__RAW DATA__.

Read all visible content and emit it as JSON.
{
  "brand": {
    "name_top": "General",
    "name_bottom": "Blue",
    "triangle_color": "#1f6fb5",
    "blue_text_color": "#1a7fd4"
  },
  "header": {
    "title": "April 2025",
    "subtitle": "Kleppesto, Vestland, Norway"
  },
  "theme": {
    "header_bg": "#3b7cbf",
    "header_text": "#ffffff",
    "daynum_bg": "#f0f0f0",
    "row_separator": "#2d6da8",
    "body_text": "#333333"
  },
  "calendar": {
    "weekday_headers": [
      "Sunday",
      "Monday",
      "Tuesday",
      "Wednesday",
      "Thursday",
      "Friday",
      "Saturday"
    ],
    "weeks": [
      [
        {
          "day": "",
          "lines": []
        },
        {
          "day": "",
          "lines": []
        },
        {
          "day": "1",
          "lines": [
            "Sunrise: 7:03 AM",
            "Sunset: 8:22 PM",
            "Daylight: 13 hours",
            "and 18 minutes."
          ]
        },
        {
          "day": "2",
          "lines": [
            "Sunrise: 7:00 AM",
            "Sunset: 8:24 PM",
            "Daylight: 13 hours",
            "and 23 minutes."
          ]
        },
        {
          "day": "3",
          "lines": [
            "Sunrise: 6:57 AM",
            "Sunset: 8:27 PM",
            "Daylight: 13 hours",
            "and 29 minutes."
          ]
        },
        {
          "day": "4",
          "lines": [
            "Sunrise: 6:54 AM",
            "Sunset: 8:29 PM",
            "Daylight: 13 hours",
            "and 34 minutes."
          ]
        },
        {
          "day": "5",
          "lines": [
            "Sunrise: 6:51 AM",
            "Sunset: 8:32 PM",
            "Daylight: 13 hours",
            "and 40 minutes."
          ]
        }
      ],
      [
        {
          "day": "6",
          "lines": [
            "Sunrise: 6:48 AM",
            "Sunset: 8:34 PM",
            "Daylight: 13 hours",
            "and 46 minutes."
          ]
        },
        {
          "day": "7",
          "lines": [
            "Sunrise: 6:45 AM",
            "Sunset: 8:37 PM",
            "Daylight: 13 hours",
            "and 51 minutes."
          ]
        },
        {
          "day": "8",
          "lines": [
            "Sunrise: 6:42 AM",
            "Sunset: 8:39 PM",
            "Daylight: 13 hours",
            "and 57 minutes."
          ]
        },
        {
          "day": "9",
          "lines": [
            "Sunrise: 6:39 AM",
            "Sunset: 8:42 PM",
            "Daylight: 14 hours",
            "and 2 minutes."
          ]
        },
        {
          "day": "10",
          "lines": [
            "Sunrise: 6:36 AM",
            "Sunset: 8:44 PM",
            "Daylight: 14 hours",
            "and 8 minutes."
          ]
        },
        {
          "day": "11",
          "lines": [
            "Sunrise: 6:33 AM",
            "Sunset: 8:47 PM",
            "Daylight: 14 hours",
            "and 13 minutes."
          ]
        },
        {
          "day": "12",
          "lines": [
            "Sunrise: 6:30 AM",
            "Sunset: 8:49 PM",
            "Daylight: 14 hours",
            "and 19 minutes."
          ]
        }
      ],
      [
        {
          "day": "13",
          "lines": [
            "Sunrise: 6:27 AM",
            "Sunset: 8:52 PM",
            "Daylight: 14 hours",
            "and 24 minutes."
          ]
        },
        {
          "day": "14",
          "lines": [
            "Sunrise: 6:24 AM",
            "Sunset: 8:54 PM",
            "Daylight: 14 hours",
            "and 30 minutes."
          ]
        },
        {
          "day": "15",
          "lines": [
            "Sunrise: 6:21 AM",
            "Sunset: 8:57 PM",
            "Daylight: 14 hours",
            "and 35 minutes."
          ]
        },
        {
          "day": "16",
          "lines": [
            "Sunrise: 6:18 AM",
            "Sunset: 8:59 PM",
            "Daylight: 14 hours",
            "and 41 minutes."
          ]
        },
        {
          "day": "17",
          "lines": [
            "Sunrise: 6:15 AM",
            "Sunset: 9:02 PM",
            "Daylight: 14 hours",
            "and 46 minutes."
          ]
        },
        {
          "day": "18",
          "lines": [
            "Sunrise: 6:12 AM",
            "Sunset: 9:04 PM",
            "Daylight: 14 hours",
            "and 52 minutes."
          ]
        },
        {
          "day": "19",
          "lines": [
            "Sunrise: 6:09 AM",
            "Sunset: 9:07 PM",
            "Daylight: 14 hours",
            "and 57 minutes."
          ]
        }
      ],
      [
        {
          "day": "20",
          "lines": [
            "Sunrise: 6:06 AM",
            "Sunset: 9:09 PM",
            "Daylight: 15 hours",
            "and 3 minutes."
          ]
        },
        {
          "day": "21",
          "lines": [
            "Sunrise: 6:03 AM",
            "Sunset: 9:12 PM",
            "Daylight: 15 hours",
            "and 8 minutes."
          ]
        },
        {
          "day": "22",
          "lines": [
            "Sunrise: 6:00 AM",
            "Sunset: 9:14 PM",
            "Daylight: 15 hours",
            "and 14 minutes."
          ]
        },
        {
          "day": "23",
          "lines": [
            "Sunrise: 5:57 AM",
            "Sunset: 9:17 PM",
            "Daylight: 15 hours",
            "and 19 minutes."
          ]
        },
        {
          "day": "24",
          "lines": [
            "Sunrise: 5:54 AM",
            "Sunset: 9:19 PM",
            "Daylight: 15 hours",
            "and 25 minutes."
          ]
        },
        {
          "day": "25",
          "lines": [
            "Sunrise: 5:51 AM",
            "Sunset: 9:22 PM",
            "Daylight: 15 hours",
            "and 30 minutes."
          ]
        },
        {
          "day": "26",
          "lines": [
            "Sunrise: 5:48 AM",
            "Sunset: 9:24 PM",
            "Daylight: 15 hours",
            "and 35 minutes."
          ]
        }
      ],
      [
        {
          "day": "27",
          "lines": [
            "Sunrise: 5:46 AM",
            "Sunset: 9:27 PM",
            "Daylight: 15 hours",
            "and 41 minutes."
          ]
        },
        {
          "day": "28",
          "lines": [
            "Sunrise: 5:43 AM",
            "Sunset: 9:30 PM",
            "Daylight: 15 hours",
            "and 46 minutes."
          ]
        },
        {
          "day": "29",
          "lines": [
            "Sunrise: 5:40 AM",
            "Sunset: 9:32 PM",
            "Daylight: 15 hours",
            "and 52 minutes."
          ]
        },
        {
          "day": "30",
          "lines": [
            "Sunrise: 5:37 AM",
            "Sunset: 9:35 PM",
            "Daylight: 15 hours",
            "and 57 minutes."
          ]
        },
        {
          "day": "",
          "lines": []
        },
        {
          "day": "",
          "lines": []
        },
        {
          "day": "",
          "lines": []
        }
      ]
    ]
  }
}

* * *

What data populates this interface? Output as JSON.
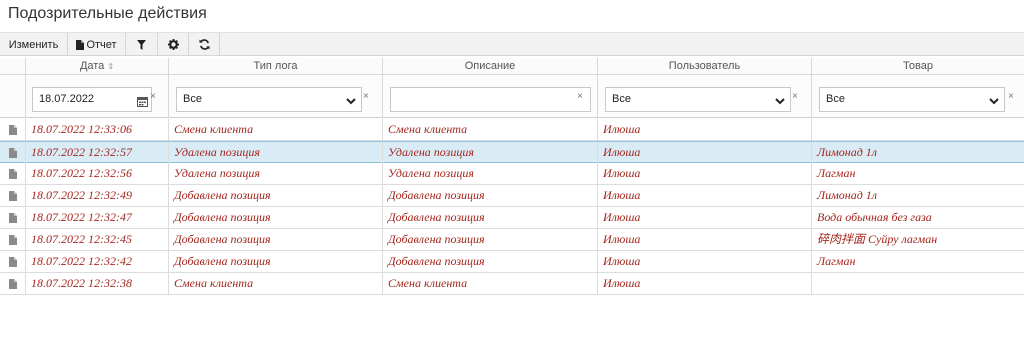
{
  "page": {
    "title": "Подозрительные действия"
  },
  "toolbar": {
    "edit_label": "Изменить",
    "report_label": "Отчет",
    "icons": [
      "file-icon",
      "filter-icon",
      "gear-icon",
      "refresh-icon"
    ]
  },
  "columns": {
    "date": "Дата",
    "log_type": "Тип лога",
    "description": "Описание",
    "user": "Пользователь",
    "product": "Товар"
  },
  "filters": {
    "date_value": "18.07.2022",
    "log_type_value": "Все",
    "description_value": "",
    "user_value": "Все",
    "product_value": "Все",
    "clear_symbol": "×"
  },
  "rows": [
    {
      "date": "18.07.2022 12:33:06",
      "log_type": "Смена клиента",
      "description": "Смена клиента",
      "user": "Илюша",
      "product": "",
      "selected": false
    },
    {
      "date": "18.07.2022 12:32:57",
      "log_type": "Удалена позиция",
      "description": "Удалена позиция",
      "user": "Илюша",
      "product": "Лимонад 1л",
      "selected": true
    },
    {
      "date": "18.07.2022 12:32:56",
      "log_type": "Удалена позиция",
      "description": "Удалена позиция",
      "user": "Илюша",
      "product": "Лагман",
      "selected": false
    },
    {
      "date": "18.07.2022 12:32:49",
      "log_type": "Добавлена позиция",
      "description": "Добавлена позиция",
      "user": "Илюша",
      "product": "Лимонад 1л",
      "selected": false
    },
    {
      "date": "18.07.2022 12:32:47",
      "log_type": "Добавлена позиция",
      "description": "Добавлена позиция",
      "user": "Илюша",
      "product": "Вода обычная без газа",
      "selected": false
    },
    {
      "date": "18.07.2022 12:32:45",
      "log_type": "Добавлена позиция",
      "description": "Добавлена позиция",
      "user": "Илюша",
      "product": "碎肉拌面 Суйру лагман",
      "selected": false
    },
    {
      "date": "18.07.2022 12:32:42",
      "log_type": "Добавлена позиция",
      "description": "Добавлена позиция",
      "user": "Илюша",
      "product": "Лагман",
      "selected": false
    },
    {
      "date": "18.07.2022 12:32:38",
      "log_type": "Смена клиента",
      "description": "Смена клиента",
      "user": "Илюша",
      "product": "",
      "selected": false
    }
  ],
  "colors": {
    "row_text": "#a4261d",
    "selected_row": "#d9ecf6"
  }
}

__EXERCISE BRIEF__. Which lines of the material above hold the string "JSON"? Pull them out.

__YOUR SOLUTION__.
Read all visible content and emit it as JSON.
What data populates this interface? Output as JSON.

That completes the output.